- **Problem statement**
Copy out each line of the data below in which "oldfile" appears.

--

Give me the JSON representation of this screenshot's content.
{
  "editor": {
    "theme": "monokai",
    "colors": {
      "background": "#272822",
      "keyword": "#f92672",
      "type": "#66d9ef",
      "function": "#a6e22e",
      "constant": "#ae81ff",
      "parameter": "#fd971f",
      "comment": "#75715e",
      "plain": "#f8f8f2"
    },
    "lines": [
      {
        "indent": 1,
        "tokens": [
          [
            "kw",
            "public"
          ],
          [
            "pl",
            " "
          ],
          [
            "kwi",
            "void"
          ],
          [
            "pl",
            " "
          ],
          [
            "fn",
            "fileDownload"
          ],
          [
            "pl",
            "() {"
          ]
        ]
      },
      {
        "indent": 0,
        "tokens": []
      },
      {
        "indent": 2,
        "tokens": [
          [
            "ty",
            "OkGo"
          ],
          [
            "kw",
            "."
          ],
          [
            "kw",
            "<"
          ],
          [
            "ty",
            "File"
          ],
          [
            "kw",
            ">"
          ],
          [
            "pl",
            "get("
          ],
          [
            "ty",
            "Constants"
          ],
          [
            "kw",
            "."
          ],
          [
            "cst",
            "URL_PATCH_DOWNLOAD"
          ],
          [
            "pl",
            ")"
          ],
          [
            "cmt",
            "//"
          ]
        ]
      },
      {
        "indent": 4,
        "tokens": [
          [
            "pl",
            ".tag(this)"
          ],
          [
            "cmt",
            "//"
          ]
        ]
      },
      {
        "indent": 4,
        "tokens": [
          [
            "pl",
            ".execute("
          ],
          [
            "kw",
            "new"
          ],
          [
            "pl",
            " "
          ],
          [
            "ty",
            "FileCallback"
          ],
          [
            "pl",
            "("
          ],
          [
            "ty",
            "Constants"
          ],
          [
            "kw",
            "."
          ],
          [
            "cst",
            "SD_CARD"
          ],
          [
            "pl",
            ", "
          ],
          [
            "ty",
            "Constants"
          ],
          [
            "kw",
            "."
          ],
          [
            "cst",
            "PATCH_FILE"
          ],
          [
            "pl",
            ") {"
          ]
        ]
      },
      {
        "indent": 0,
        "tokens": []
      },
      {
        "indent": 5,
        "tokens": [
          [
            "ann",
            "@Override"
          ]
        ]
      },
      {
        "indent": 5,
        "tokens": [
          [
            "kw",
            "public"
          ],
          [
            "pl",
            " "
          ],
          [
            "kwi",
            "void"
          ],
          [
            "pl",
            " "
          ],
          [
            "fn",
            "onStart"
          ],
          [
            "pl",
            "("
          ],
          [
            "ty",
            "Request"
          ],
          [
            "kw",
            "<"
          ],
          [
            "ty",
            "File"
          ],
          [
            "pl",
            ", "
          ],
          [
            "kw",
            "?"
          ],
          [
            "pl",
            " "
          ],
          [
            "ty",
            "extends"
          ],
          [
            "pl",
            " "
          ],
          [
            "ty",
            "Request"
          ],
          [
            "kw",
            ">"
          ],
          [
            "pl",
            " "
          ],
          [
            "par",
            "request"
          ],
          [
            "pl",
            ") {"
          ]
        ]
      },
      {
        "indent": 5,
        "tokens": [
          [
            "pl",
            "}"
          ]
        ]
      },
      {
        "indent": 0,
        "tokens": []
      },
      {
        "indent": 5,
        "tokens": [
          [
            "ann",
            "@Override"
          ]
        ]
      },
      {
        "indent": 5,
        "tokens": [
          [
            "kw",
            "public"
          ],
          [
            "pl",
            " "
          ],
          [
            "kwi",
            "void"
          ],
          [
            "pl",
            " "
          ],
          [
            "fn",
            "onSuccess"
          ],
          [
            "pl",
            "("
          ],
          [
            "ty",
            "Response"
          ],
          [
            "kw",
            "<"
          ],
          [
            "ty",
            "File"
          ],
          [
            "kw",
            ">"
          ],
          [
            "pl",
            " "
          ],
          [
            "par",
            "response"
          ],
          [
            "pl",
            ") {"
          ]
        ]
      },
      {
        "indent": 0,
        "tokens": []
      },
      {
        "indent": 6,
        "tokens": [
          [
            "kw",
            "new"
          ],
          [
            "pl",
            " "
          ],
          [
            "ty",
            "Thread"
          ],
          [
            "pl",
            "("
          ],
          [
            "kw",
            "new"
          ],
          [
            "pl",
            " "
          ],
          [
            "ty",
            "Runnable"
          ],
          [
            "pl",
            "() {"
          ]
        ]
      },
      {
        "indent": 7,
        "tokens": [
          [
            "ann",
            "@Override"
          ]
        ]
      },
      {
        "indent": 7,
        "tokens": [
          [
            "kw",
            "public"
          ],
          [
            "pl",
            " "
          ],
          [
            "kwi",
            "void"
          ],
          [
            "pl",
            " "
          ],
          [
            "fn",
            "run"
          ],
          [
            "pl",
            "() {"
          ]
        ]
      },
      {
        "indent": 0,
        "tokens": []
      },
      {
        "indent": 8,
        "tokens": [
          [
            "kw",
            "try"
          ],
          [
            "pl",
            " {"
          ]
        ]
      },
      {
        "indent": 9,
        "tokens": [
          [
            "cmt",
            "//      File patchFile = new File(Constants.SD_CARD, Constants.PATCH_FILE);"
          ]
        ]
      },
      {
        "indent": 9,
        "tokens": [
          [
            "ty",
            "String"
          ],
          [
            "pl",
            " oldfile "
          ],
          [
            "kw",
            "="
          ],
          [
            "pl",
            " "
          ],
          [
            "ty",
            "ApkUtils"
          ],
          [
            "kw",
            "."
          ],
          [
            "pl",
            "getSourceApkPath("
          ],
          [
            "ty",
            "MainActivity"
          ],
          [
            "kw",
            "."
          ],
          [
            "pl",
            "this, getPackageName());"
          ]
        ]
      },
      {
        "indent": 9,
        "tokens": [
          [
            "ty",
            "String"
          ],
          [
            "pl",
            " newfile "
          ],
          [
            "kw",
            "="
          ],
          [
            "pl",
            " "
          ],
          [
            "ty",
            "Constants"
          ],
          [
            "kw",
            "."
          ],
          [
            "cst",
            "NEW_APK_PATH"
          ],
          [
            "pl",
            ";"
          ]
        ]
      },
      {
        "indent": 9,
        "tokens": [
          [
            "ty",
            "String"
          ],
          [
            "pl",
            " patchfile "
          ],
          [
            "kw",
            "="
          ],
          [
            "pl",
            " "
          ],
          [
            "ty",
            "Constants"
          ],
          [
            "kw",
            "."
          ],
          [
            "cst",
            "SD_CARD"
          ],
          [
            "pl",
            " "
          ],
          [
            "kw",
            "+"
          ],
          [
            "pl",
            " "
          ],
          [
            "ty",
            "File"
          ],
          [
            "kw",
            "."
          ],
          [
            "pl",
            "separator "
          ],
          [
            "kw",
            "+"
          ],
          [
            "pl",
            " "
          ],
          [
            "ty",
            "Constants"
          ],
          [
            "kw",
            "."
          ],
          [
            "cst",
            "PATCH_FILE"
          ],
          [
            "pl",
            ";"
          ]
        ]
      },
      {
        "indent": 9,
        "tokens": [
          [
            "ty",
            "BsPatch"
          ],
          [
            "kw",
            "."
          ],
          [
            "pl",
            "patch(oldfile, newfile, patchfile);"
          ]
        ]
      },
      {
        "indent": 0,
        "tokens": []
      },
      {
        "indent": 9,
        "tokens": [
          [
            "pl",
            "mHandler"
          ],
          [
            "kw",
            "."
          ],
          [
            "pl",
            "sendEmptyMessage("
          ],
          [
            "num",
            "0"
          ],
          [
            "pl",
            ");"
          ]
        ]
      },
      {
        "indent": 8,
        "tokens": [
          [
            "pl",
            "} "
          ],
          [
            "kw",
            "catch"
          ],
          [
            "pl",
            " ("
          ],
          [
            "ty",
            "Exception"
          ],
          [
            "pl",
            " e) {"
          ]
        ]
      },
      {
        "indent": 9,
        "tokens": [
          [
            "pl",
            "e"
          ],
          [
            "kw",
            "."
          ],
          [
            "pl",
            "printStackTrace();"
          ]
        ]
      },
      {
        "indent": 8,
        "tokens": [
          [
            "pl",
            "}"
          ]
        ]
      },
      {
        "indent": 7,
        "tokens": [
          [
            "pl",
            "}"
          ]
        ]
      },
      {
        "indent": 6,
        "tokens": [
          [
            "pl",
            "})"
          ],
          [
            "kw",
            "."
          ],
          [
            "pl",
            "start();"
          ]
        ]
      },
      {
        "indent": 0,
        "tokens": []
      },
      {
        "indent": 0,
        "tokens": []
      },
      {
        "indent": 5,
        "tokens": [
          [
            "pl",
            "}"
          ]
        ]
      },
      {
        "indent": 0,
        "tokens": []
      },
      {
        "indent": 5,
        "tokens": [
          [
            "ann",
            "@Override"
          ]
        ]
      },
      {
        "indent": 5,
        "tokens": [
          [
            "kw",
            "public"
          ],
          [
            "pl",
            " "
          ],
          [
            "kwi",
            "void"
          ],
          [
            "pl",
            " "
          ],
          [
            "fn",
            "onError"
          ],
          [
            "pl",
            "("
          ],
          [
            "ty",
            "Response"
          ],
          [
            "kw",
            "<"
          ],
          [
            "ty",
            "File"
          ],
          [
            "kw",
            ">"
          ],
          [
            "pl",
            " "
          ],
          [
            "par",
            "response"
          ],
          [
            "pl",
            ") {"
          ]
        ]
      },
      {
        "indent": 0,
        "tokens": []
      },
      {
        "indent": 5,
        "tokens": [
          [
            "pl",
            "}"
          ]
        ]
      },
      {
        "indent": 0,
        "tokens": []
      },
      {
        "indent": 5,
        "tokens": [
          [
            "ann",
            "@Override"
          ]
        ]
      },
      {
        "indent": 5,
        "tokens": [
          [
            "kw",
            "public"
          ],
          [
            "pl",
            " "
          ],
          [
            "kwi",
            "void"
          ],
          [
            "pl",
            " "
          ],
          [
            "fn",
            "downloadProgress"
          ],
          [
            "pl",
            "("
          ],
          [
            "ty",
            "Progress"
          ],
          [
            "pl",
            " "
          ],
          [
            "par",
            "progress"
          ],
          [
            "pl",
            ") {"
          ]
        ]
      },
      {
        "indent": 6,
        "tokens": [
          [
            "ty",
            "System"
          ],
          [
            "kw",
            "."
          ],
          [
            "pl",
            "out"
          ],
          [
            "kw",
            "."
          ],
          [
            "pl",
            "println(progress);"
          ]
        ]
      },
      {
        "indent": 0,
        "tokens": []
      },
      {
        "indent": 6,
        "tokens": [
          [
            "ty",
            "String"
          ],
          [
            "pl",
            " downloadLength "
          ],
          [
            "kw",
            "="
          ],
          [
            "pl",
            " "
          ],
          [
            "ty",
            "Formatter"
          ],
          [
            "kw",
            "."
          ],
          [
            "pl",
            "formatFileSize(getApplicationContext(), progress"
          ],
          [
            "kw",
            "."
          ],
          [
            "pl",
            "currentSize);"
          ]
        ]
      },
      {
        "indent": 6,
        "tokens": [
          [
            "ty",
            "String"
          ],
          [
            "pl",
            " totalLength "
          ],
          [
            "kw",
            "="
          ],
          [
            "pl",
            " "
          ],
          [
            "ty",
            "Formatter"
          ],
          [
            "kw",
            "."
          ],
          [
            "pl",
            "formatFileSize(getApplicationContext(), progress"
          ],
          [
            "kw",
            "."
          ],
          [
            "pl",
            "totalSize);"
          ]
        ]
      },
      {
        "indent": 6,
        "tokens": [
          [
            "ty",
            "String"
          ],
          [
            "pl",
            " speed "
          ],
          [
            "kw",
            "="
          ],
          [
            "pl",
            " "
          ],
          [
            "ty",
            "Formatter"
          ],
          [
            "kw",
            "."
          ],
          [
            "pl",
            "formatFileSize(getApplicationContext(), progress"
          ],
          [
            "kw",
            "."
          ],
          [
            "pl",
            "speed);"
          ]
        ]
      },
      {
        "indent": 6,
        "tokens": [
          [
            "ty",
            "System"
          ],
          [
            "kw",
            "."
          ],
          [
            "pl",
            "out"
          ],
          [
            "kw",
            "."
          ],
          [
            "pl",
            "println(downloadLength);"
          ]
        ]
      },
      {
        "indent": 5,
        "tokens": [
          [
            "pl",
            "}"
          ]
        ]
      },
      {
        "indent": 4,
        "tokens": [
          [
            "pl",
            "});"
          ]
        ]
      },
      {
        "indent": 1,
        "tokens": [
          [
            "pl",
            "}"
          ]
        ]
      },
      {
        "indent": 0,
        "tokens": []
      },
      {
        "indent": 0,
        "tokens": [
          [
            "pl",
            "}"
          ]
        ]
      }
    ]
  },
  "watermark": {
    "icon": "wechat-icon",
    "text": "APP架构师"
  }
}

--

- **Reply**
            " oldfile "
            "patch(oldfile, newfile, patchfile);"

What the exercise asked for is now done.